Now, if wrinkly old me knows this stuff, why in the name of arse doesn’t Liberal Youth? Why aren’t they the ones doing things faster, better, more coherently with the internet than we are? Why aren’t they the ones getting excited about the possibilities of internet campaigning, and how best to use it to supplement real-life campaigning? Why aren’t they building open source websites, collating campaigning materials, collecting canvassing data and writing neat little program-ettes to analyse it? Where, in short, is the action?
Nearly all the most free-thinking techies I know, the ones who are really starting to grasp the possibilities, comprehend the resources we can build with the internet, are in their thirties and forties. Now, regular citizens will know I am but a cynical friend of technology, at least for its own sake. Lynne Featherstone’s Clay Shirky quote about behaviour and not technology being the pivot of change is a splendid rule of thumb. But the whole point of having a big, varied volunteer activist base with different specialities is that individual components of the base can set out to try everything – throw every technology going at the wall, however daft, and see what sticks.
Liberal Youth ought to be the people trying everything. They’ve got the time, they’ve got the expertise among their membership, and they’ve got the opportunity, over the next twenty years, to change how the party does things, not just on the internet, but throughout the system. And they seem to be too busy playing at wearing suits.
The problem, the above-mentioned web architect theorised, is a social one. Under 25, people are still divided into tribes, the cool tribe, the ambitious tribe, the jock tribe (with apologies to Jock), and the nerdy tribe. They haven’t learnt how to co-exist productively yet. The nerdy tribe has no official presence in Liberal Youth – the nerdy tribe is busy building AI in its bedroom.
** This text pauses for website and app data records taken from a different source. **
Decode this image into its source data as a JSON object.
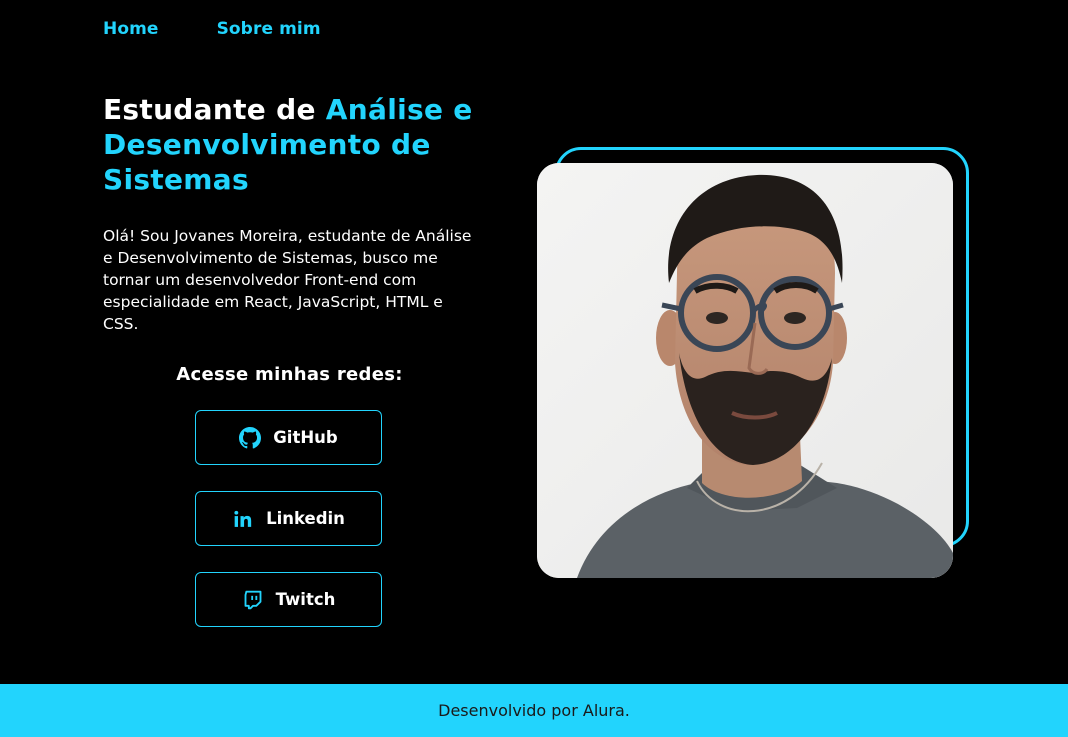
{
  "colors": {
    "background": "#000000",
    "accent": "#22D4FD",
    "text": "#FFFFFF",
    "footer_bg": "#22D4FD",
    "footer_text": "#1A1A1A"
  },
  "nav": {
    "items": [
      {
        "label": "Home"
      },
      {
        "label": "Sobre mim"
      }
    ]
  },
  "hero": {
    "title_plain": "Estudante de ",
    "title_accent": "Análise e Desenvolvimento de Sistemas",
    "description": "Olá! Sou Jovanes Moreira, estudante de Análise e Desenvolvimento de Sistemas, busco me tornar um desenvolvedor Front-end com especialidade em React, JavaScript, HTML e CSS.",
    "social_heading": "Acesse minhas redes:",
    "social_links": [
      {
        "label": "GitHub",
        "icon": "github-icon"
      },
      {
        "label": "Linkedin",
        "icon": "linkedin-icon"
      },
      {
        "label": "Twitch",
        "icon": "twitch-icon"
      }
    ],
    "photo_icon": "profile-photo"
  },
  "footer": {
    "text": "Desenvolvido por Alura."
  }
}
Liberal Youth seems to be made up for the most part of a single, and therefore sterile, tribe of the politically precocious. Ugh. And this is the future, is it? Sadly, on past evidence, yes.